Disruptions to school, social and family life could lead to mental health problems in children. File photo by Kevin Dietsch/UPI | License Photo
April 24 (UPI) -- As many as one in five children in China confined to their homes because of the COVID-19 pandemic suffer from depression and anxiety, suggests new data published Friday, and experts say that socioeconomic differences in the United States may only accentuate these issues.
Researchers in Hubei province, China -- where the new coronavirus, SARS-CoV-2, was first identified -- surveyed 1,800 students and found that roughly 20 percent reported either depression or anxiety, or both.
Dr. Margarita Alegria, chief of the Disparities Research Unit at Massachusetts General Hospital in Boston, said during a conference call with reporters that, in the United States, where there is greater income inequality, these problems could be more pronounced.
"The poverty that we have, and the inequities might make it even harder for people because they may not feel they are being treated equally," she said. "I'm not sure that was the case in China."

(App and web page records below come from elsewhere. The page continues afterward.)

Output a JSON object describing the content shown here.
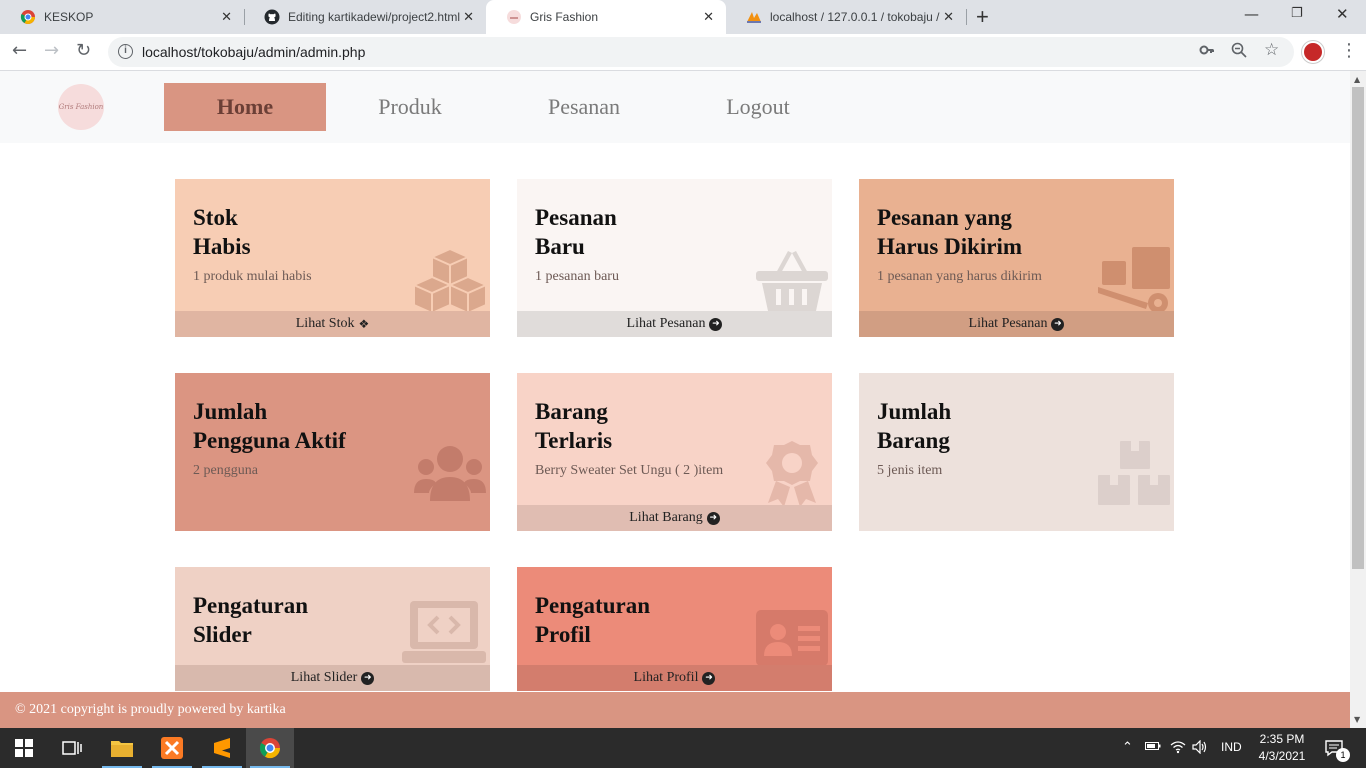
{
  "browser": {
    "tabs": [
      {
        "title": "KESKOP"
      },
      {
        "title": "Editing kartikadewi/project2.html"
      },
      {
        "title": "Gris Fashion"
      },
      {
        "title": "localhost / 127.0.0.1 / tokobaju / "
      }
    ],
    "url": "localhost/tokobaju/admin/admin.php",
    "new_tab": "+"
  },
  "navbar": {
    "logo_text": "Gris Fashion",
    "links": [
      "Home",
      "Produk",
      "Pesanan",
      "Logout"
    ],
    "active": "Home"
  },
  "cards": [
    {
      "title_1": "Stok",
      "title_2": "Habis",
      "subtitle": "1 produk mulai habis",
      "footer": "Lihat Stok",
      "icon": "cubes-icon",
      "bg": "#f7cdb4",
      "footer_bg": "#e0b5a2"
    },
    {
      "title_1": "Pesanan",
      "title_2": "Baru",
      "subtitle": "1 pesanan baru",
      "footer": "Lihat Pesanan",
      "icon": "basket-icon",
      "bg": "#faf5f3",
      "footer_bg": "#e0dcda"
    },
    {
      "title_1": "Pesanan yang",
      "title_2": "Harus Dikirim",
      "subtitle": "1 pesanan yang harus dikirim",
      "footer": "Lihat Pesanan",
      "icon": "dolly-icon",
      "bg": "#e9b191",
      "footer_bg": "#d19e83"
    },
    {
      "title_1": "Jumlah",
      "title_2": "Pengguna Aktif",
      "subtitle": "2 pengguna",
      "footer": "",
      "icon": "users-icon",
      "bg": "#db9582",
      "footer_bg": ""
    },
    {
      "title_1": "Barang",
      "title_2": "Terlaris",
      "subtitle": "Berry Sweater Set Ungu ( 2 )item",
      "footer": "Lihat Barang",
      "icon": "award-icon",
      "bg": "#f8d3c7",
      "footer_bg": "#e0bdb2"
    },
    {
      "title_1": "Jumlah",
      "title_2": "Barang",
      "subtitle": "5 jenis item",
      "footer": "",
      "icon": "boxes-icon",
      "bg": "#ede1dc",
      "footer_bg": ""
    },
    {
      "title_1": "Pengaturan",
      "title_2": "Slider",
      "subtitle": "",
      "footer": "Lihat Slider",
      "icon": "laptop-code-icon",
      "bg": "#efd1c5",
      "footer_bg": "#d8b9ad"
    },
    {
      "title_1": "Pengaturan",
      "title_2": "Profil",
      "subtitle": "",
      "footer": "Lihat Profil",
      "icon": "id-card-icon",
      "bg": "#ec8b79",
      "footer_bg": "#d37d6d"
    }
  ],
  "footer": {
    "text": "© 2021 copyright is proudly powered by kartika"
  },
  "taskbar": {
    "language": "IND",
    "time": "2:35 PM",
    "date": "4/3/2021",
    "notification_count": "1"
  }
}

Children in minority communities in the United States, Alegria added, may be particularly vulnerable, given some of the economic hardships experienced by these families in general, which may have been made worse by the pandemic.
Nearly 30 million Americans have filed for unemployment since the start of the outbreak across the country, and research in many citiesindicates that minority communities may be most adversely affected, both by COVID-19 and its economic effects.

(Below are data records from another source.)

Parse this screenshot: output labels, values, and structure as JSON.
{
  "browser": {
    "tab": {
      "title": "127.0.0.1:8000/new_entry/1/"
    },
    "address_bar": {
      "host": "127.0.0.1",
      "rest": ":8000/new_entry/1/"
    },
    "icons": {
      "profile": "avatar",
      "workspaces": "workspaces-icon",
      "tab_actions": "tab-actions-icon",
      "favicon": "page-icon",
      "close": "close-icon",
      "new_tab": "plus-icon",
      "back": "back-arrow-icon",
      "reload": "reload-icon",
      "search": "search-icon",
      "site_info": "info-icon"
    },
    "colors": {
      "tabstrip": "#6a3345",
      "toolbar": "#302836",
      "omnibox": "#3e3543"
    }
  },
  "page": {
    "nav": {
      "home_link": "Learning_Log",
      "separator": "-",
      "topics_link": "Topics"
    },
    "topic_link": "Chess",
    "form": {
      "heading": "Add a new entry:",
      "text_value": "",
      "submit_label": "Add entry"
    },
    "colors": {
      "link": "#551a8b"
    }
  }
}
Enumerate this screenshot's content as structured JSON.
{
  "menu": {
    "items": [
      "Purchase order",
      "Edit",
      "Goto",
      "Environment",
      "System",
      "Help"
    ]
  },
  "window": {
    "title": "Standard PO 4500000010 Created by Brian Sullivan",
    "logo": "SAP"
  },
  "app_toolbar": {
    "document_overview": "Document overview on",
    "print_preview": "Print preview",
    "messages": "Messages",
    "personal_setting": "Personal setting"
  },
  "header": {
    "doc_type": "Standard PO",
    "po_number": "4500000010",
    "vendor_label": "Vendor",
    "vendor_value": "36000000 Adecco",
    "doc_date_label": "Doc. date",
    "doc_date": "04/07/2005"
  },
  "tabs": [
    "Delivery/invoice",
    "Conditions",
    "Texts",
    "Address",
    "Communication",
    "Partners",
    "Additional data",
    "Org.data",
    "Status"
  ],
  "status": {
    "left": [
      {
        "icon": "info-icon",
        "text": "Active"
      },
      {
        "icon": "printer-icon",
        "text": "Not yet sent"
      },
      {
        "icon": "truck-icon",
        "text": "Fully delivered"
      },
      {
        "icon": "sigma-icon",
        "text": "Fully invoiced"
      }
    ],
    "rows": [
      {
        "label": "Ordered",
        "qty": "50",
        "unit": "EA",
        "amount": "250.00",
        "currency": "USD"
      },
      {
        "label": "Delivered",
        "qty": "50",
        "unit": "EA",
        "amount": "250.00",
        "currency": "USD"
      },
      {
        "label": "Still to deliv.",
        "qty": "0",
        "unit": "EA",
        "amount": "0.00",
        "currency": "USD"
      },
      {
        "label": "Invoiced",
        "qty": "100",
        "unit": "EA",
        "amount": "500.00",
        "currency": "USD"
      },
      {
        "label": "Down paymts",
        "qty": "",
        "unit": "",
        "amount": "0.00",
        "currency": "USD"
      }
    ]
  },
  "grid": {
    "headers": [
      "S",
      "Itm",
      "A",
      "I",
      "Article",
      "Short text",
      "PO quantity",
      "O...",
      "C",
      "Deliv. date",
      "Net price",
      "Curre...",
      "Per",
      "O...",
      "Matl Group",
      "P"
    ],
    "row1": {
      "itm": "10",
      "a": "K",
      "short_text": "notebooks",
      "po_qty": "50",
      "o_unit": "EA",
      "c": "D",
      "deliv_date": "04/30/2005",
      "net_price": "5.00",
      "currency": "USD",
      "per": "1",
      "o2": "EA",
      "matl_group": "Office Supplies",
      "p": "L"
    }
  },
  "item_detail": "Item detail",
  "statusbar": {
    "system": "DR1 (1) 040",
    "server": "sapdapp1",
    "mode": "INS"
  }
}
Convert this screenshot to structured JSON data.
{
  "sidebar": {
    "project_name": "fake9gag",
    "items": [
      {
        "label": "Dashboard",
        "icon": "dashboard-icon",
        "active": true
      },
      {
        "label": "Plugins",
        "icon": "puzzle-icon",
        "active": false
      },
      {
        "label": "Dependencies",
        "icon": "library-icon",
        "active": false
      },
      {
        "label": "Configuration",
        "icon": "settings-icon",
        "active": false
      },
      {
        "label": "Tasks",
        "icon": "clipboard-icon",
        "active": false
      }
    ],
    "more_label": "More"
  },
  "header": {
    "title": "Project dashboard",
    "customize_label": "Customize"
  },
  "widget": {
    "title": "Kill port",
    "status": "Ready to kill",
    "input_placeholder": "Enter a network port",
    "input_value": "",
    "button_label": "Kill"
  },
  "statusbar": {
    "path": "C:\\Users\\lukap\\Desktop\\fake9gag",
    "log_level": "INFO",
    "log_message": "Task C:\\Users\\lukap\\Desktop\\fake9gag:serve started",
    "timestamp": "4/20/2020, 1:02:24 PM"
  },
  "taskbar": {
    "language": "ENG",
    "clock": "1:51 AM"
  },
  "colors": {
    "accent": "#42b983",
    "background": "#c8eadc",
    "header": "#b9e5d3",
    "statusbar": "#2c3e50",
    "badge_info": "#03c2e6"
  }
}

On Thursday, singer Beyoncé announced a donation of $6 million to the National Alliance in Mental Health, University of California Los Angeles and several local community-based organizations working to improve mental health, particularly those serving "communities of color," she said.
"Communities that were already lacking funds for education, health and housing are now faced with alarming infection rates and fatalities," the singer added in a statement. "And these communities lack access to testing and equitable healthcare."

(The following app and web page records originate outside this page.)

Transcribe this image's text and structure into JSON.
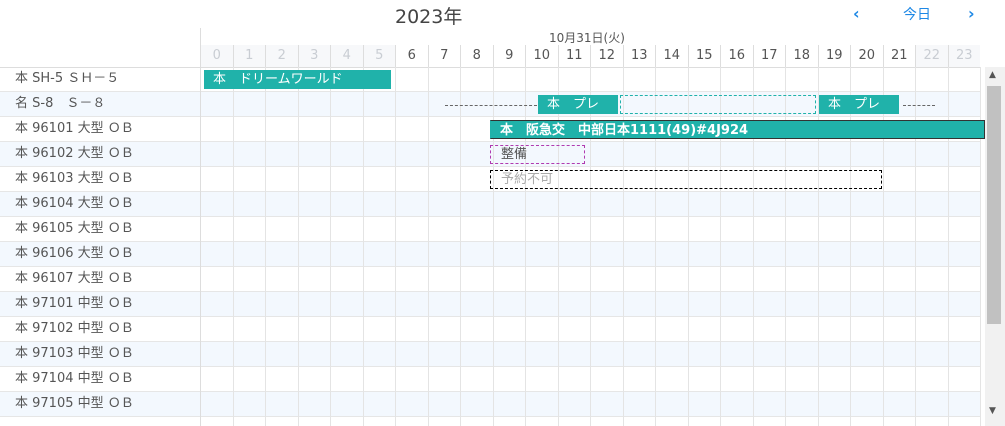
{
  "header": {
    "year": "2023年",
    "prev_icon": "‹",
    "next_icon": "›",
    "today_label": "今日",
    "date_label": "10月31日(火)"
  },
  "hours": [
    {
      "label": "0",
      "off": true
    },
    {
      "label": "1",
      "off": true
    },
    {
      "label": "2",
      "off": true
    },
    {
      "label": "3",
      "off": true
    },
    {
      "label": "4",
      "off": true
    },
    {
      "label": "5",
      "off": true
    },
    {
      "label": "6",
      "off": false
    },
    {
      "label": "7",
      "off": false
    },
    {
      "label": "8",
      "off": false
    },
    {
      "label": "9",
      "off": false
    },
    {
      "label": "10",
      "off": false
    },
    {
      "label": "11",
      "off": false
    },
    {
      "label": "12",
      "off": false
    },
    {
      "label": "13",
      "off": false
    },
    {
      "label": "14",
      "off": false
    },
    {
      "label": "15",
      "off": false
    },
    {
      "label": "16",
      "off": false
    },
    {
      "label": "17",
      "off": false
    },
    {
      "label": "18",
      "off": false
    },
    {
      "label": "19",
      "off": false
    },
    {
      "label": "20",
      "off": false
    },
    {
      "label": "21",
      "off": false
    },
    {
      "label": "22",
      "off": true
    },
    {
      "label": "23",
      "off": true
    }
  ],
  "rows": [
    "本 SH-5 ＳＨ－５",
    "名 S-8　Ｓ－８",
    "本 96101 大型 ＯＢ",
    "本 96102 大型 ＯＢ",
    "本 96103 大型 ＯＢ",
    "本 96104 大型 ＯＢ",
    "本 96105 大型 ＯＢ",
    "本 96106 大型 ＯＢ",
    "本 96107 大型 ＯＢ",
    "本 97101 中型 ＯＢ",
    "本 97102 中型 ＯＢ",
    "本 97103 中型 ＯＢ",
    "本 97104 中型 ＯＢ",
    "本 97105 中型 ＯＢ"
  ],
  "events": {
    "dream_world": "本　ドリームワールド",
    "pre_1": "本　プレ",
    "pre_2": "本　プレ",
    "hankyu": "本　阪急交　中部日本1111(49)#4J924",
    "maintenance": "整備",
    "unavailable": "予約不可"
  },
  "scrollbar": {
    "up": "▲",
    "down": "▼"
  }
}
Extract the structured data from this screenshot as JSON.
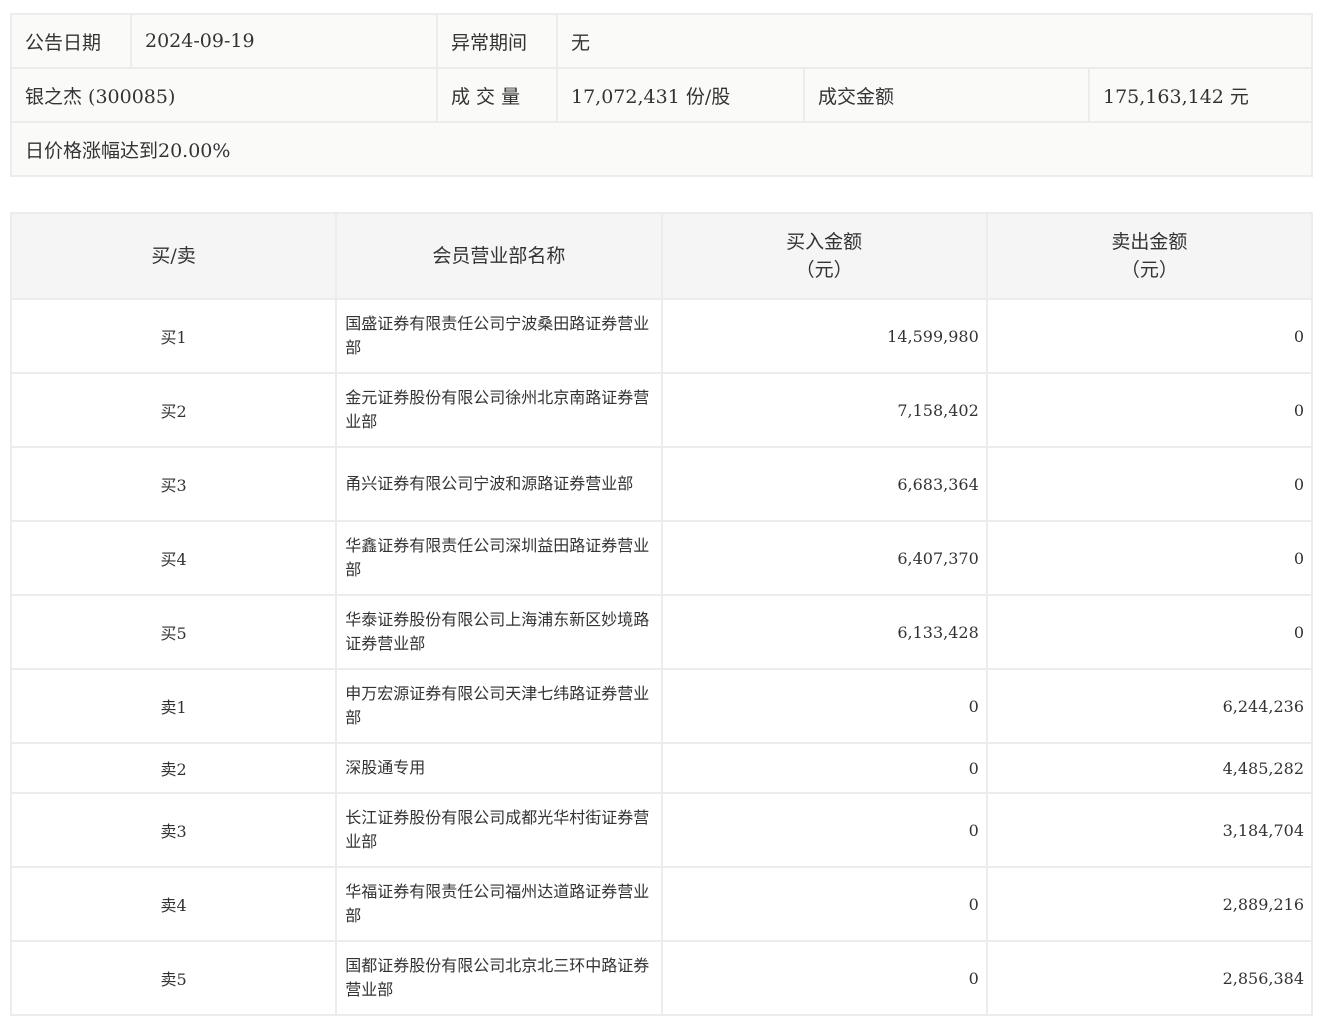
{
  "info": {
    "date_label": "公告日期",
    "date": "2024-09-19",
    "abnormal_label": "异常期间",
    "abnormal": "无",
    "stock": "银之杰 (300085)",
    "volume_label": "成 交 量",
    "volume": "17,072,431 份/股",
    "amount_label": "成交金额",
    "amount": "175,163,142 元",
    "reason": "日价格涨幅达到20.00%"
  },
  "table": {
    "headers": [
      "买/卖",
      "会员营业部名称",
      "买入金额",
      "卖出金额"
    ],
    "unit": "（元）",
    "rows": [
      {
        "side": "买1",
        "name": "国盛证券有限责任公司宁波桑田路证券营业部",
        "buy": "14,599,980",
        "sell": "0"
      },
      {
        "side": "买2",
        "name": "金元证券股份有限公司徐州北京南路证券营业部",
        "buy": "7,158,402",
        "sell": "0"
      },
      {
        "side": "买3",
        "name": "甬兴证券有限公司宁波和源路证券营业部",
        "buy": "6,683,364",
        "sell": "0"
      },
      {
        "side": "买4",
        "name": "华鑫证券有限责任公司深圳益田路证券营业部",
        "buy": "6,407,370",
        "sell": "0"
      },
      {
        "side": "买5",
        "name": "华泰证券股份有限公司上海浦东新区妙境路证券营业部",
        "buy": "6,133,428",
        "sell": "0"
      },
      {
        "side": "卖1",
        "name": "申万宏源证券有限公司天津七纬路证券营业部",
        "buy": "0",
        "sell": "6,244,236"
      },
      {
        "side": "卖2",
        "name": "深股通专用",
        "buy": "0",
        "sell": "4,485,282"
      },
      {
        "side": "卖3",
        "name": "长江证券股份有限公司成都光华村街证券营业部",
        "buy": "0",
        "sell": "3,184,704"
      },
      {
        "side": "卖4",
        "name": "华福证券有限责任公司福州达道路证券营业部",
        "buy": "0",
        "sell": "2,889,216"
      },
      {
        "side": "卖5",
        "name": "国都证券股份有限公司北京北三环中路证券营业部",
        "buy": "0",
        "sell": "2,856,384"
      }
    ]
  }
}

That's true for mental health treatment as well, according to Alegria.
The COVID-19 pandemic, and social distancing implemented to mitigate it, have had an effect on mental health across the country -- NAMI has reported a 40 percent increase in calls to its helpline since the start of the outbreak in the United States in mid-March.
The National Alliance on Mental Illness estimates that one in three Latin Americans with mental health disorders receives the care they need, lower than the national average of 43 percent. Alegria said it's unlikely that the disparity in care has improved amid the outbreak.
Undocumented individuals are less likely to report mental health problems or seek support services following loss of employment, perhaps fearing deportation, she noted. And there are language problems and cost-of-care issues for documented immigrants and people of color as well.
As a result, children living in families suffering economic hardships as a result of the pandemic may experience changes in family relationships and in quality of parenting, she said, which could impact their own mental well-being. School closings and disruptions to social lives will likely not help, she emphasized.
The JAMA Pediatrics study out of Hubei compared mental health among children in Wuhan, where the outbreak started and lockout measures were most stringent, with another community. The authors found that, in general, students living in Wuhan experienced more depression symptoms and greater anxiety over the future than those living in the other community, where the lockdown was less pronounced.
"COVID-19 has catapulted disparities in health outcomes (in the U.S.) center-stage," Alegria said. As with Hurricane Katrina in 2005 and Hurricane Maria in 2018, people of color are bearing the brunt of school closures, job loss and family stress, she added, "and we need to meet the needs of these communities."